The Federation Press

Habeas Corpus

Overview

The first book length account of the history, law and practice of the writ of Habeas Corpus in Australasia and the Pacific. Covers Australia, New Zealand, Fiji, Vanuatu, Tuvalu, Samoa, Tonga, Niue, Nauru, Solomon Islands, Kiribati, Papua New Guinea and the Cook Islands.

The cases used include early nineteenth century newspaper cases, unreported cases from all jurisdictions and reported materials up to and including 1998. There are extensive references to statutes where the writ is mentioned.

Table of Contents

Introduction

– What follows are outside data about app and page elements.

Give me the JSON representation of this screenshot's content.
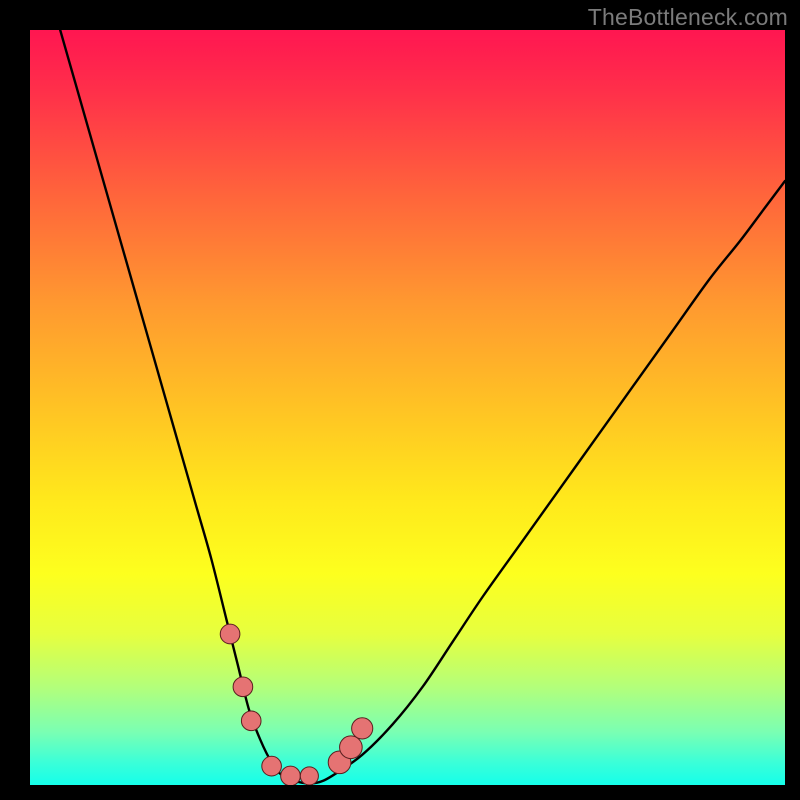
{
  "watermark": "TheBottleneck.com",
  "chart_data": {
    "type": "line",
    "title": "",
    "xlabel": "",
    "ylabel": "",
    "xlim": [
      0,
      100
    ],
    "ylim": [
      0,
      100
    ],
    "series": [
      {
        "name": "bottleneck-curve",
        "x": [
          4,
          6,
          8,
          10,
          12,
          14,
          16,
          18,
          20,
          22,
          24,
          26,
          27.5,
          29,
          30.5,
          32,
          33.5,
          36,
          38,
          40,
          44,
          48,
          52,
          56,
          60,
          65,
          70,
          75,
          80,
          85,
          90,
          94,
          97,
          100
        ],
        "y": [
          100,
          93,
          86,
          79,
          72,
          65,
          58,
          51,
          44,
          37,
          30,
          22,
          16,
          10,
          6,
          3,
          1.2,
          0.3,
          0.3,
          1.2,
          4,
          8,
          13,
          19,
          25,
          32,
          39,
          46,
          53,
          60,
          67,
          72,
          76,
          80
        ]
      }
    ],
    "markers": [
      {
        "name": "marker-left-1",
        "x": 26.5,
        "y": 20,
        "r": 1.3
      },
      {
        "name": "marker-left-2",
        "x": 28.2,
        "y": 13,
        "r": 1.3
      },
      {
        "name": "marker-left-3",
        "x": 29.3,
        "y": 8.5,
        "r": 1.3
      },
      {
        "name": "marker-bottom-1",
        "x": 32,
        "y": 2.5,
        "r": 1.3
      },
      {
        "name": "marker-bottom-2",
        "x": 34.5,
        "y": 1.2,
        "r": 1.3
      },
      {
        "name": "marker-bottom-3",
        "x": 37,
        "y": 1.2,
        "r": 1.2
      },
      {
        "name": "marker-right-1",
        "x": 41,
        "y": 3,
        "r": 1.5
      },
      {
        "name": "marker-right-2",
        "x": 42.5,
        "y": 5,
        "r": 1.5
      },
      {
        "name": "marker-right-3",
        "x": 44,
        "y": 7.5,
        "r": 1.4
      }
    ],
    "colors": {
      "curve_stroke": "#000000",
      "marker_fill": "#e57373",
      "marker_stroke": "#5a1f1f"
    }
  }
}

Context
The image of the remedy
Right to liberty
The arrival of the remedy
The jurisdiction of the courts to award the remedy
The forms of writ

The Habeas Corpus Acts in Australasia

Australian legislation on habeas corpus
Draft New Zealand habeas corpus legislation
English legislation on habeas corpus in Australasia

Bail

Applying for bail via habeas corpus
May a person on bail apply for habeas corpus?
Bail and interim relief in a habeas corpus matter

The Scope of Review

The custody requirement
The remedy applies only to humans and their detentions
The remedy does not include damages or compensation
Areas of review

Habeas Corpus and Child Custody

The concept of custody
Older cases now obsolete
The general principle: the best interests of the child
The courts seek a compromise
Continuing role in inter-jurisdictional cases

Standing

The detainee
Parties with statutory responsibilities
The case of children
The case of parties held incommunicado
The case of persons otherwise unable to act on their own behalf
Philanthropic individuals and organisations
Relatives
Diplomatic representatives of foreign countries have applied for the writ
Aliens
Proof of authority to act
Future developments?

The Grounds of Review

Lack or excess of jurisdiction
The exhaustion of jurisdiction: functus officio
Improperly constituted decision maker
Acting under the wrong legislation
Failure to comply with statutory procedures
Abuse or abdication of discretion
Acting for an improper collateral purpose
Breach of the principles of natural justice
Bias
On the face of the record?

Territorial Limits

Foreign jurisdictions
Territory seas: civil ships
Territorial seas: public ships of a friendly power
Foreign embassies and legislations
Actually overseas
Interstate cases in Australia

Habeas Corpus and Emergencies

Introduction
Martial law
Insurrections
War
States of emergencies
Coups d’état: Fiji 1987
Ordinary laws with wide powers

Practice and Procedure

Introduction
Priority business of the court
Urgent cases
Applying for the writ
The stages of the hearing
The return
Hearing of return
Orders of the court
Successive applications
Costs
Re-arrests
Appeals
Disobedience to writ as contempt of court

Table of Cases
Table of Statutes
Index

Of interest...